Over the course of the morning we crisscrossed over the moor, working into the wind, a gentle south westerly breeze and scudding high cloud making it a perfect day for both scenting and shooting. Every 20 minutes or so a covey was flushed – some were shot but, as with all challenging shooting, many were missed. My real pleasure came from watching the dogs quartering the hill, flowing in great bounds over the heather with their noses down until jarring to a rigid point when birds were scented.

After a brief stop for a simple packed lunch by a tinkling stream overlooking the march into Glen Feshie, we were off again. My turn had come round again, this time alongside Terry Massey, a shooting instructor from Drummond Estate in Perthshire.

Our dog was called Dram, an experienced and steady quester, and within minutes he was on the point. He edged forward and a cloud of grouse erupted suddenly from the heather. We both discharged two fast barrels into the maelstrom, bringing down a bird apiece. Seeing that Dram was still on a solid point I quickly reloaded just before a second flush burst up – I had just enough time to raise the gun swiftly and bag a wily cock bird low and far out. Wonderful sport.

The shooting party show off the day’s bag (Photo: Angus Blackburn)

All in all we had a fantastic day’s shooting. Everyone shot a few grouse – even team leader Robin who, after missing repeatedly, shot a good bird with his first barrel late in the afternoon. He turned to give us onlookers a whooping celebratory jig just as the largest covey of the day broke out behind his back, leaving him red-faced and us in stitches.

With land reform and countryside access high on the political agenda, it’s encouraging that the NTS are delivering a means of making a sport that is usually exclusive and expensive available to all at a price that won’t break the bank.

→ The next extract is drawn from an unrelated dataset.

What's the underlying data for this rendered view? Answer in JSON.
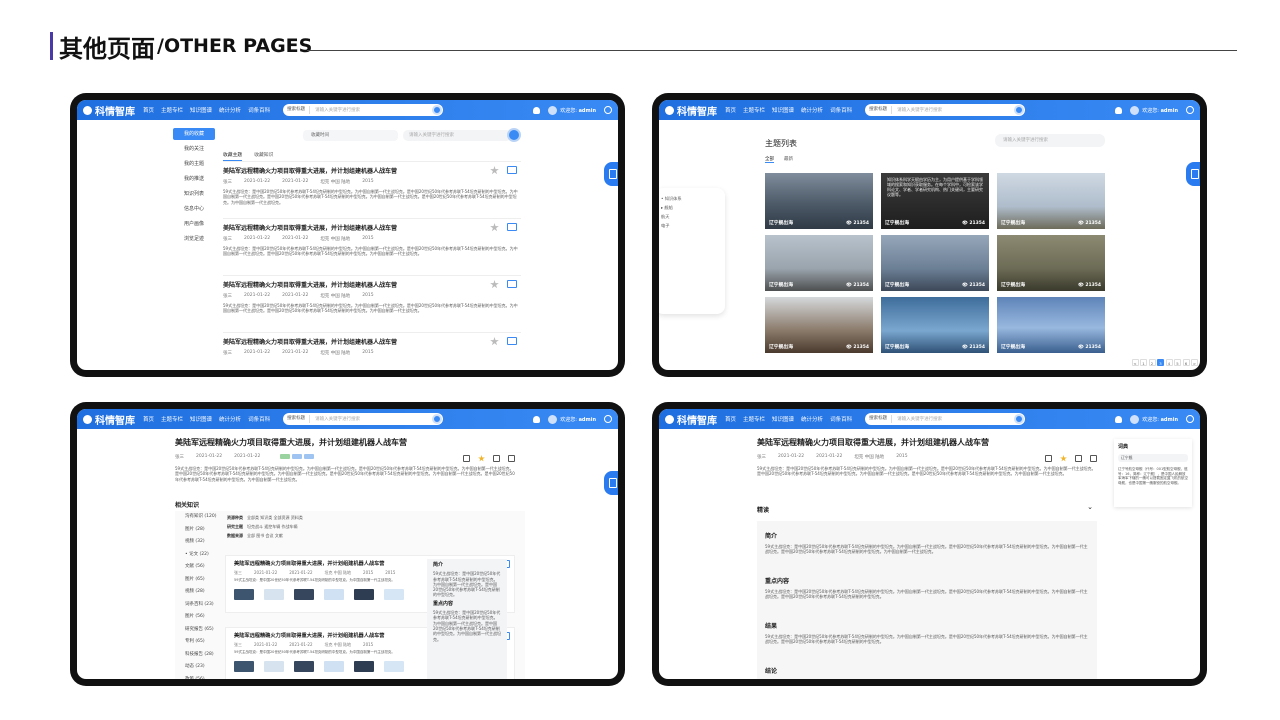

It takes a great deal of investment to manage game-birds so shooting is never cheap, but while a top driven grouse day can cost upwards of £5,000 per gun, Mar Lodge’s grouse shoot costs £125 per brace plus a daily charge of £400 for the dogs. It means that a party of eight guns can head to the moor for less than £300 each and expect a superb day of sport and camaraderie in a stunning and remote setting.

Rather than wait for another invitation, I’m already planning my own team of guns for next year.

(This feature was originally published in 2015)